Poles is leaning forward now and aggressively pointing at himself. Fluffy looks away from Poles and gestures calmly with one hand in an attempt to calm the situation.

FLUFFY: I know, I know. You do an admirable job — but I think you know what this is about...

Poles gets up and slams both fists down on the table. He is now shouting.

POLES: Hey, man! You know what?! F that Zpacks "UL" sh*t, man! UL ain't everything, man! Besides, I got cred in the ultralight community too, you know. I got cred!

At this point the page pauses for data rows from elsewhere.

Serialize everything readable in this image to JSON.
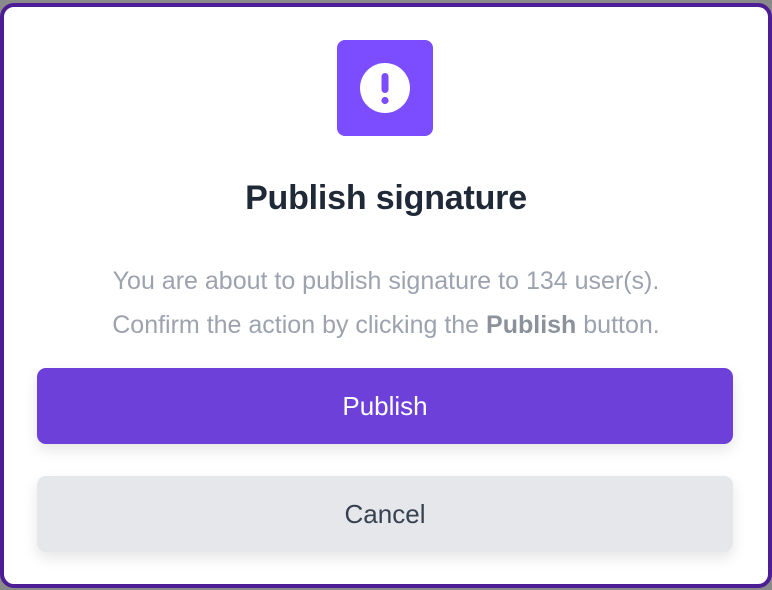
{
  "dialog": {
    "icon": "exclamation-circle-icon",
    "title": "Publish signature",
    "message_line1": "You are about to publish signature to 134 user(s).",
    "message_line2_prefix": "Confirm the action by clicking the ",
    "message_line2_bold": "Publish",
    "message_line2_suffix": " button.",
    "publish_label": "Publish",
    "cancel_label": "Cancel"
  },
  "colors": {
    "accent": "#6d40d9",
    "icon_bg": "#7c4dff",
    "title": "#1f2937",
    "muted_text": "#9ca3af",
    "cancel_bg": "#e5e7eb",
    "frame_border": "#4c1d95"
  }
}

It sounds like someone yelled "Bull sh*t!" from behind the two-way glass. Fluffy smiles and gestures to Poles to continue.

POLES: Me and Fly and Tent, man, we got a packaged weight of 2 pounds 5 ounces, man. 2 pounds 5 ounces! Packaged weight! It says "Ultralight" right on the box, man! Right on the box!

Poles is now repeating himself, obviously flustered. The door opens and two men enter the room, their hands clasped in front of them. They move forward to stand on either side of the table and face Poles. Poles gives each man a brief look and then looks at Fluffy. Fluffy shrugs.

FLUFFY: I'm sorry, Poles...

The two men advance and reach for Poles, who is now backing toward the wall behind him, wildly flinging his arms around to avoid the men's grasp.

POLES: No! Fluffy! Come on, man! Come on! I can be UL! I can!

The two men drag a bucking and floundering Poles from the room. He tries to bargain with Fluffy one last time.

POLES: I... I can do other things, dude. Just let me try! I can... I can be a fishing pole. Yeah, a fishing pole! Or, or a snake poker! Or, or... I got it! I got it! I can be—

The door slams shut. We hear muffled shouts from behind the door as Poles is dragged away. Fluffy shakes his head and then looks toward the two-way mirror.

FLUFFY: OK, well, let's see if it goes easier with Fly and Tent. Send them in, please.

And that's how I switched back to my Zpacks Duplex. Poles just couldn't explain why he was just dead weight taking up space on my pack. Without Poles, Fly and Tent had no reason to be there either. They needed Poles and were just a mess of mesh and nylon without him.

FLUFFY: I guess it's back to Zpacks then.

Muffled cheers and whoops are heard from behind the two-way mirror.

Matthew Sluiter

Published 6 years ago